Parents can be an issue up North, too, according to Rochdale Boroughwide Housing’s Sofia Leroux. “[They] want to get involved in everything, I find, and parents don’t understand shared ownership,” she said. “They didn’t have it when they were buying a house, so they find it really odd. I would imagine parents put off a lot of people.”
Helen Spencer, of Great Places Housing Group, suggested the notion of a North-South divide in the understanding and acceptance of shared ownership is perhaps a little over-hyped; the real differences are between and within regions, even here in the North of England.
Rochdale is a case in point, Leroux suggested. “Stockport, everyone seems to know about shared ownership, but in Rochdale nobody seems to know about it,” she said. “There is demand, I just think it’s getting people to understand it.”
So, it’s about “understanding local markets” as Reddington observed.
“The Devil is in the detail”, then, as is so often the case. Indeed, this was an oft-used refrain throughout the discussion, especially when it came to some of the more speculative elements. A case in point was the Government’s suggestion of introducing a Right to Buy for shared ownership. This was ‘hot off the plate’ when our guests gathered, a sub-text to the Chancellor’s Budget announcement of a £12 billion extension to the Affordable Homes Programme.
In a sense, it surely indicates the prominence of shared ownership, and its perceived importance as a means of tackling the crisis in home ownership. Yet for the people sat around the table, whose organisations are tasked with delivering a range of “affordable” tenures, not just shared ownership, the implications are nonetheless sobering.

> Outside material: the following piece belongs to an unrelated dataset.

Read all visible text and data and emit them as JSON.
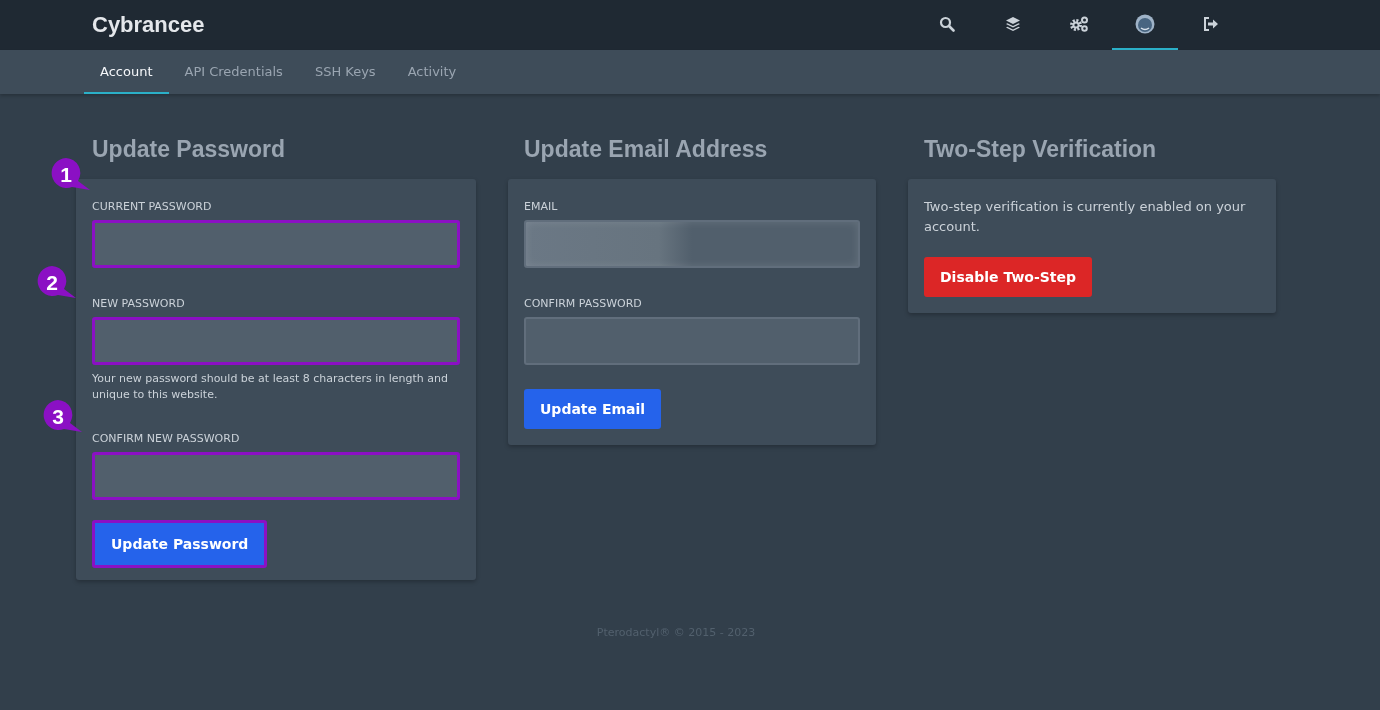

The concerns are familiar from conventional right-to-buy: the potential loss of “affordable” rental homes, the revenue implications for building replacement homes, but there’s also the knock-on consequences for the delivery of further shared ownership properties.

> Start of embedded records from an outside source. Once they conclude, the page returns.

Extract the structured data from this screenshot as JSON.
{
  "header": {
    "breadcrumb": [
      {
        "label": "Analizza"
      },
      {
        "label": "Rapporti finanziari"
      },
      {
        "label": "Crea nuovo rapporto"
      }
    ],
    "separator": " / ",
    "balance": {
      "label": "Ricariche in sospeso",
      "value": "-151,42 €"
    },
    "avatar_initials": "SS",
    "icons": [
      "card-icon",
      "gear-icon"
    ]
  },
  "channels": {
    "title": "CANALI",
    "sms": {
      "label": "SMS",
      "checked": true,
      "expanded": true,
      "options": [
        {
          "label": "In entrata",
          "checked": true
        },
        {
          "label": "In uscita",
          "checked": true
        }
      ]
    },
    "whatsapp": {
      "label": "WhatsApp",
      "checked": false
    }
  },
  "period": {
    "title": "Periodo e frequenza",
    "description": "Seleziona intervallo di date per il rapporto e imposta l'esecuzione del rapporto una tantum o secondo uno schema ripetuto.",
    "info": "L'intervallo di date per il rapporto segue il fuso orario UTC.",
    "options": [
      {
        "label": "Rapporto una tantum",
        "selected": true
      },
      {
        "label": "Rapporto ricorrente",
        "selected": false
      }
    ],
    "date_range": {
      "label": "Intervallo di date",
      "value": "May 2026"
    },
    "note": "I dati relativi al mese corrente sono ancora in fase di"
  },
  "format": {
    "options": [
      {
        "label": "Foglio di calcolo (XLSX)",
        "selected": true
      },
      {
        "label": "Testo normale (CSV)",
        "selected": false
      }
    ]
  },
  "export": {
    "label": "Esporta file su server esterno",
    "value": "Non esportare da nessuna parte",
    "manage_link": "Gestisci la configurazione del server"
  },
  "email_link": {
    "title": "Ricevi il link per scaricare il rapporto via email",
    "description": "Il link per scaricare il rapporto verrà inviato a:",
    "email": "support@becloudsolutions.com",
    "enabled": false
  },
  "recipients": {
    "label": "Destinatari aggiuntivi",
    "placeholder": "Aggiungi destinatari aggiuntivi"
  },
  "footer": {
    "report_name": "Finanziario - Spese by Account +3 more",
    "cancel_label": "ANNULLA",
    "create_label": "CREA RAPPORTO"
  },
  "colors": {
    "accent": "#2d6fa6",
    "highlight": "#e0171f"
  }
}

There’s a lot there for the housing sector to consider, whether or not they are involved in the NHF’s shared ownership campaign. But, then, that’s the job. A better informed public can only make it easier to deliver people’s housing aspirations, no matter the tenure.

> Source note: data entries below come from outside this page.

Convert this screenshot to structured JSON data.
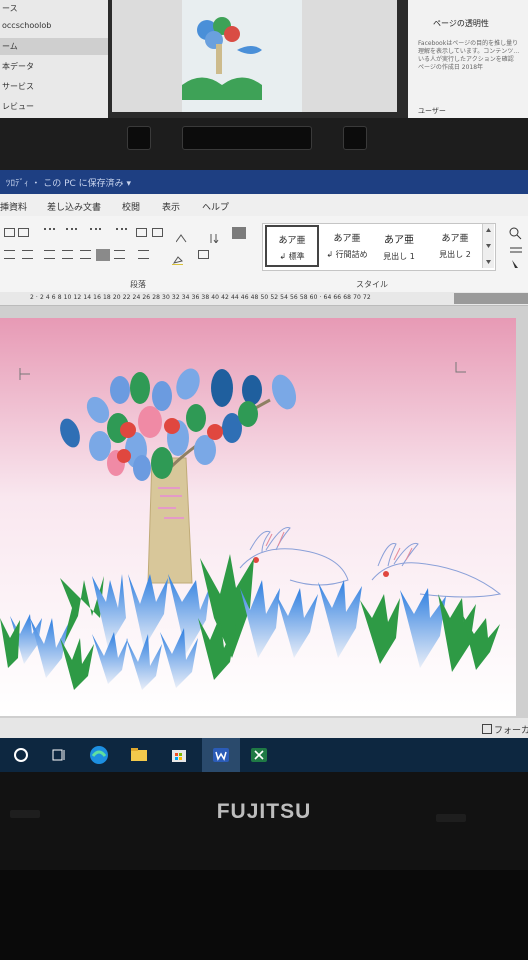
{
  "background_monitor": {
    "left_panel_items": [
      "ース",
      "occschoolob",
      "ーム",
      "本データ",
      "サービス",
      "レビュー"
    ],
    "facebook_title": "ページの透明性",
    "facebook_desc": "Facebookはページの目的を推し量り理解を表示しています。コンテンツ…いる人が実行したアクションを確認",
    "facebook_date": "ページの作成日 2018年",
    "facebook_user": "ユーザー"
  },
  "word": {
    "title": "ﾂﾛﾃﾞｨ ・ この PC に保存済み ▾",
    "tabs": [
      "差し込み文書",
      "校閲",
      "表示",
      "ヘルプ"
    ],
    "tab_left_partial": "挿資料",
    "groups": {
      "paragraph": "段落",
      "styles": "スタイル"
    },
    "styles": [
      {
        "preview": "あア亜",
        "name": "↲ 標準"
      },
      {
        "preview": "あア亜",
        "name": "↲ 行間詰め"
      },
      {
        "preview": "あア亜",
        "name": "見出し 1"
      },
      {
        "preview": "あア亜",
        "name": "見出し 2"
      }
    ],
    "ruler_numbers": "2 · 2 4 6 8 10 12 14 16 18 20 22 24 26 28 30 32 34 36 38 40 42 44 46 48 50 52 54 56 58 60 · 64 66 68 70 72",
    "status_right": "フォーカ"
  },
  "taskbar": {
    "icons": [
      "start-circle-icon",
      "task-view-icon",
      "edge-icon",
      "file-explorer-icon",
      "store-icon",
      "word-icon",
      "excel-icon"
    ]
  },
  "laptop": {
    "brand": "FUJITSU"
  },
  "colors": {
    "titlebar": "#1e3f82",
    "taskbar": "#0d2740",
    "page_gradient_top": "#e79ab5",
    "page_gradient_bottom": "#ffffff",
    "leaf_blue": "#5f8fd6",
    "leaf_green": "#2f9a55",
    "fruit_red": "#e0473f",
    "trunk": "#d8c79a",
    "grass_blue": "#3b8fe0",
    "grass_green": "#3aa14b"
  }
}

Sandy Kelly, head of sales, Onward Homes
Lauren Fisher, head of home ownership, Forbes
Jennifer Hankinson, partner and head of housing, Forbes
Helen Spencer, director of development, Great Places Housing Group
Sarah Tate, commercial and leasehold manager, One Manchester
Sofie Leroux, sales and marketing manager, Rochdale Boroughwide Housing
Helen Reddington, head of sales and commercial housing, Sovini Group
Lucie Parr, sales manager, Riverside
Mark Cantrell, [then] editor, Housing Executive magazine
This Working Lunch took place in March 2020, prior to the COVID-19 lockdown. This article originally featured in Issue 8 of Housing Executive, published in April 2020.